Search the entries for the word "label". Copy every line that holds it.

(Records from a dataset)
>>>>>
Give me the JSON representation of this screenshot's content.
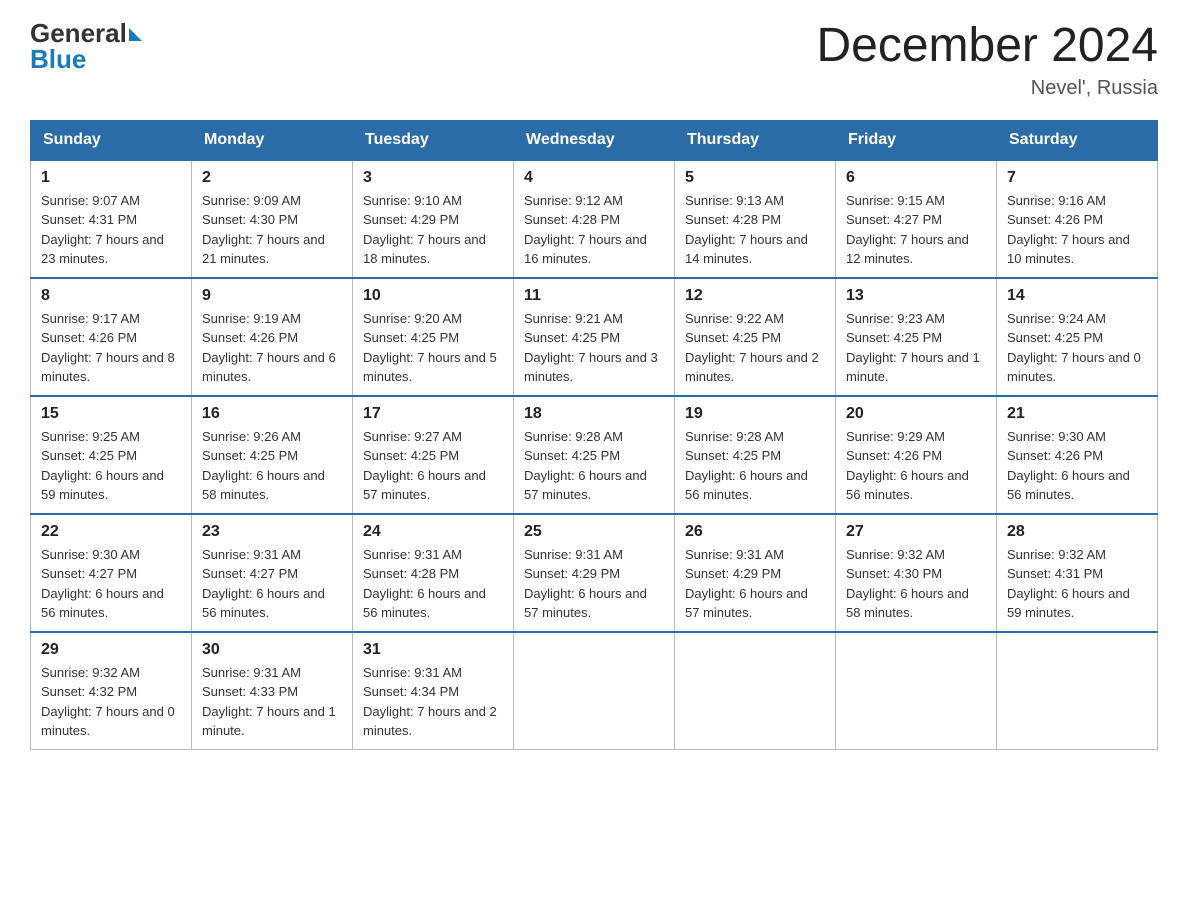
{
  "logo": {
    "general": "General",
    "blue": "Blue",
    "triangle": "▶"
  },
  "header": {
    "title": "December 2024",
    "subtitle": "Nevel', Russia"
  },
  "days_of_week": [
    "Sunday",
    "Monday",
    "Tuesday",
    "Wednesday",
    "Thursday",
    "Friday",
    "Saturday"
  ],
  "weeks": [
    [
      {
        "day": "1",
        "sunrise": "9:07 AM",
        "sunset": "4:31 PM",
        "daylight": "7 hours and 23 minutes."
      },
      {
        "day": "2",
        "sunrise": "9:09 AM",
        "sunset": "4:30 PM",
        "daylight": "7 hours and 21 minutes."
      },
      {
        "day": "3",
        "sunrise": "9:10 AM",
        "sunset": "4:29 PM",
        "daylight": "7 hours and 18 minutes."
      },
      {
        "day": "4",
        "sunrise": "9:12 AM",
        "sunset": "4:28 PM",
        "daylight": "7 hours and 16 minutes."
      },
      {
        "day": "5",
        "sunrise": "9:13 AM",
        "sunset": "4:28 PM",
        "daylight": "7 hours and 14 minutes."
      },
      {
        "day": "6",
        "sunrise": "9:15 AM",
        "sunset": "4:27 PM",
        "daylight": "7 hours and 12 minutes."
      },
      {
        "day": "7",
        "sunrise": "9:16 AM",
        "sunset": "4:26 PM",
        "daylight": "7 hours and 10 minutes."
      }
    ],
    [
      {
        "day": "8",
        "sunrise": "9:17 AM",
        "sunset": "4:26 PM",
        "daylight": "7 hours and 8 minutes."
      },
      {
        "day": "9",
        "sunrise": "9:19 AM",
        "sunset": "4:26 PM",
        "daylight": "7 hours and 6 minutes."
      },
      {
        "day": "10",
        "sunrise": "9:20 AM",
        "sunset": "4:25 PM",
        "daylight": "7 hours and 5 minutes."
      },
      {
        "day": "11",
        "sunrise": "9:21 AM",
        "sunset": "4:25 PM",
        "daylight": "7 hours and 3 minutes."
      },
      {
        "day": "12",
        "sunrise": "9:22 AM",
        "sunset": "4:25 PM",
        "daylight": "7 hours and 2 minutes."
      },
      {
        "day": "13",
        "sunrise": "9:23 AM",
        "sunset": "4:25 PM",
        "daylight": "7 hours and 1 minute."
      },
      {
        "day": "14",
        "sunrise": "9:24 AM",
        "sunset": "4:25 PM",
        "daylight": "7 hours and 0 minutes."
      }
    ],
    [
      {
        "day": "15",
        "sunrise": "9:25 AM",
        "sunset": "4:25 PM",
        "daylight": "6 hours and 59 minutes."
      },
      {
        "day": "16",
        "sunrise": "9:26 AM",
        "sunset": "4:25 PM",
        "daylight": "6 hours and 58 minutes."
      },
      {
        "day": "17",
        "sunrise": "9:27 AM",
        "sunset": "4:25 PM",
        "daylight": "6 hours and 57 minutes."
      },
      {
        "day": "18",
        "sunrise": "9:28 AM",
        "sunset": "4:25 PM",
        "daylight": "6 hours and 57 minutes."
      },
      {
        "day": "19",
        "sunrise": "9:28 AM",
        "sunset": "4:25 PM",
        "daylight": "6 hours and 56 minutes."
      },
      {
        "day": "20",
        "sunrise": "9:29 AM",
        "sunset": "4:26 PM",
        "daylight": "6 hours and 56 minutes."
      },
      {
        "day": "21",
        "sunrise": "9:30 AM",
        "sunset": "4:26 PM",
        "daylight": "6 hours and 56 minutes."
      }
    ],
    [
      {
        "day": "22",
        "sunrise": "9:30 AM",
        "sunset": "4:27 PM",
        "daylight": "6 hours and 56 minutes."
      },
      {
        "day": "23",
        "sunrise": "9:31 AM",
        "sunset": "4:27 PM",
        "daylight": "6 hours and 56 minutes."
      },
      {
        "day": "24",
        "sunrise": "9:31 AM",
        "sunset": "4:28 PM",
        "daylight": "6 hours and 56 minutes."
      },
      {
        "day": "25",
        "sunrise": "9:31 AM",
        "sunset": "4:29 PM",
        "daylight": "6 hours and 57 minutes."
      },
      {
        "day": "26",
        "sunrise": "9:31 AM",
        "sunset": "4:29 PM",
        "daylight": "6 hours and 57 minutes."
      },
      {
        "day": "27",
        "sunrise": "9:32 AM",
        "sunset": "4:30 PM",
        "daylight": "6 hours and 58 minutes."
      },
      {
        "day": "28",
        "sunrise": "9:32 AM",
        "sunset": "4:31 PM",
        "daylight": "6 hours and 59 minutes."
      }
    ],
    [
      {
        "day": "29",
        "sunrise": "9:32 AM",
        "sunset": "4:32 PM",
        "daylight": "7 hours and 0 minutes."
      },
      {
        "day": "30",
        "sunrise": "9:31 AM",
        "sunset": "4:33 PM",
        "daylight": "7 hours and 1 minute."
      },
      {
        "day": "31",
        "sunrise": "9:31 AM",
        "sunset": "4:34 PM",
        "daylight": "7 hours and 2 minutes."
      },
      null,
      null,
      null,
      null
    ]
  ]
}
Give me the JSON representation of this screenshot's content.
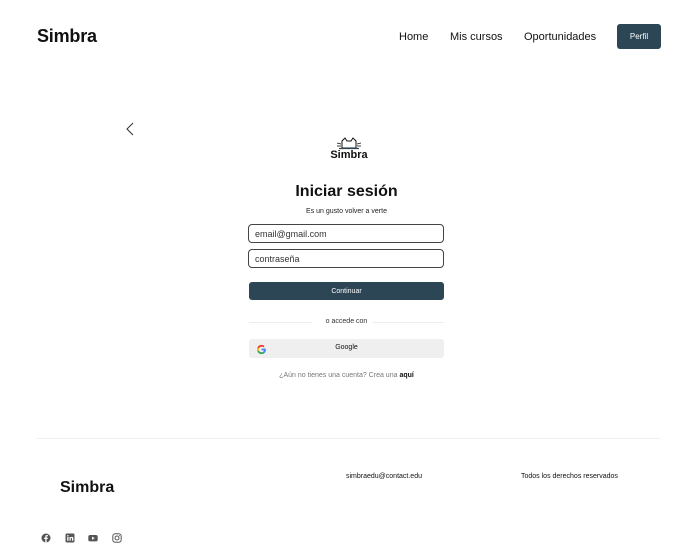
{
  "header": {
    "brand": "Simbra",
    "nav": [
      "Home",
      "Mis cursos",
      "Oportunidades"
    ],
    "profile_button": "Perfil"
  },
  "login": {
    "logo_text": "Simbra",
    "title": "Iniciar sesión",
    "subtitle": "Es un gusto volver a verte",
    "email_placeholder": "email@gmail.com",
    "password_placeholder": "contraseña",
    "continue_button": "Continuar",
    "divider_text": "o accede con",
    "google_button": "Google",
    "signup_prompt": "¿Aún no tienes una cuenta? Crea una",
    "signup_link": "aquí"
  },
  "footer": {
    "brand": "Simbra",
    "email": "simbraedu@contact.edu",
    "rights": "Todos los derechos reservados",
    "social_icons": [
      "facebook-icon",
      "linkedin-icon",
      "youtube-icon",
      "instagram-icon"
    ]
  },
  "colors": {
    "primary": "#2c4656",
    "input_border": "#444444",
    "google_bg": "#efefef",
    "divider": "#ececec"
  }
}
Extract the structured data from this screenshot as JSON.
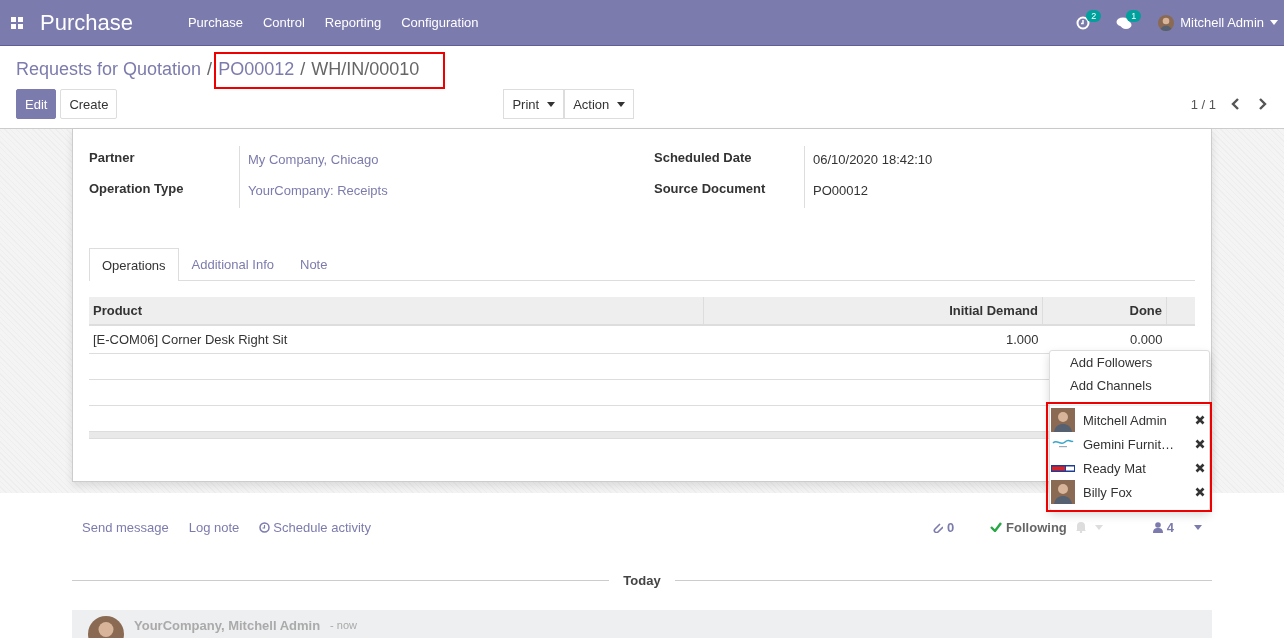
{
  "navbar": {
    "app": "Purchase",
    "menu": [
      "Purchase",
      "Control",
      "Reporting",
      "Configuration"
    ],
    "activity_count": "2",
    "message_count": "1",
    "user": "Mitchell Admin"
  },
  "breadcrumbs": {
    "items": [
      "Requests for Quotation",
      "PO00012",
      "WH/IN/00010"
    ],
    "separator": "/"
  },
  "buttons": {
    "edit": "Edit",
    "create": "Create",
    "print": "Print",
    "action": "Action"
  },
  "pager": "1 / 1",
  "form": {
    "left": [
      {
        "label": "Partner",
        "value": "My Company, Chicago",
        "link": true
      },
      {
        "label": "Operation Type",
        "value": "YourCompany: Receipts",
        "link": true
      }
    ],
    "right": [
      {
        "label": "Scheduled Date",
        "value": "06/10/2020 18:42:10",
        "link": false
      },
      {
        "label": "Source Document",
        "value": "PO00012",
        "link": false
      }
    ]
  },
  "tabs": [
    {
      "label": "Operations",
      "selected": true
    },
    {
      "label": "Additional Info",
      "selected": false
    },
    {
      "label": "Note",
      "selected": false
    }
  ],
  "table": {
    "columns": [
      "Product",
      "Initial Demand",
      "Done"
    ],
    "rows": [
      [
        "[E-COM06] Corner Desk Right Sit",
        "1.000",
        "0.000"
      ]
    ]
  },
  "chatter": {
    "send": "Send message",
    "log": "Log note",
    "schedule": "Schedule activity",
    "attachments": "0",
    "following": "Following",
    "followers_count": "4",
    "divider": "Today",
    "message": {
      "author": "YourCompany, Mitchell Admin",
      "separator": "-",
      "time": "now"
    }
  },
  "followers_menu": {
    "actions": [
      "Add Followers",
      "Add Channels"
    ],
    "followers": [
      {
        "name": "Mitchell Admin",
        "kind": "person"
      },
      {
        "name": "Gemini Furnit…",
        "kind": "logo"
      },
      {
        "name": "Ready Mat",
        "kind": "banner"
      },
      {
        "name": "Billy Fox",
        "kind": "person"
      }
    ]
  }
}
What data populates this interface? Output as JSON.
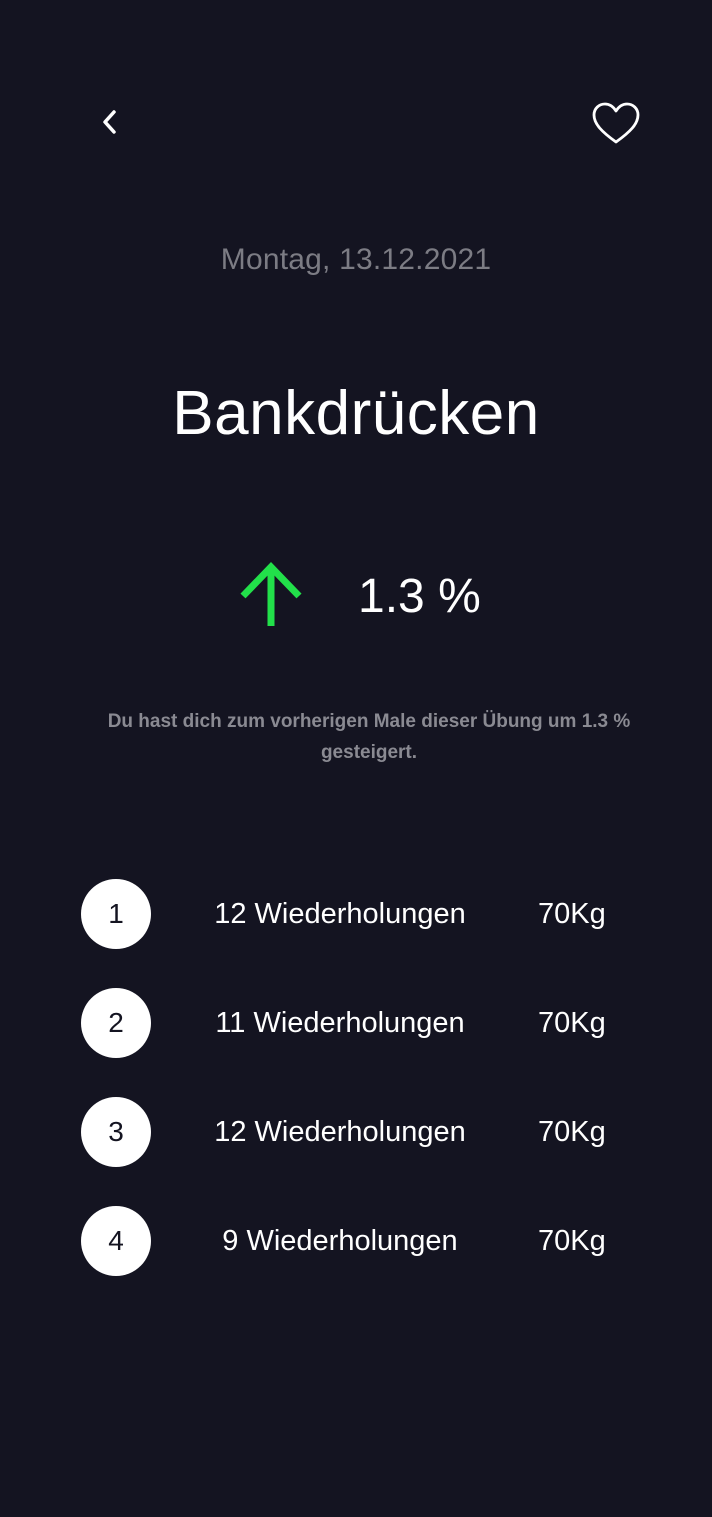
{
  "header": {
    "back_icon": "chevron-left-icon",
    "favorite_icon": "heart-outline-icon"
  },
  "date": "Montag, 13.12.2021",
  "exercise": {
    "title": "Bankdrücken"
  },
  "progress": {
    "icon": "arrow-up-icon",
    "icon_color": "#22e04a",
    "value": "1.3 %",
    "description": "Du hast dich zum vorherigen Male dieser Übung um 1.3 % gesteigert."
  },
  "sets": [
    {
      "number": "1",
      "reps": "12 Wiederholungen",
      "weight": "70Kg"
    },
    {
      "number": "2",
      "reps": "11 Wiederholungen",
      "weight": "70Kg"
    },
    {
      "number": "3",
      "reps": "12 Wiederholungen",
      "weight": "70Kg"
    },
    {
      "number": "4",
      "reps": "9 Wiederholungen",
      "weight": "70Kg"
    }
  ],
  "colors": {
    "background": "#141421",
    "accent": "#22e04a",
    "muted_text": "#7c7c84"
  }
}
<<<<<
Reply to the task:
        "label": "Partner",
        "label": "Operation Type",
        "label": "Scheduled Date",
        "label": "Source Document",
      "label": "Operations",
      "label": "Additional Info",
      "label": "Note",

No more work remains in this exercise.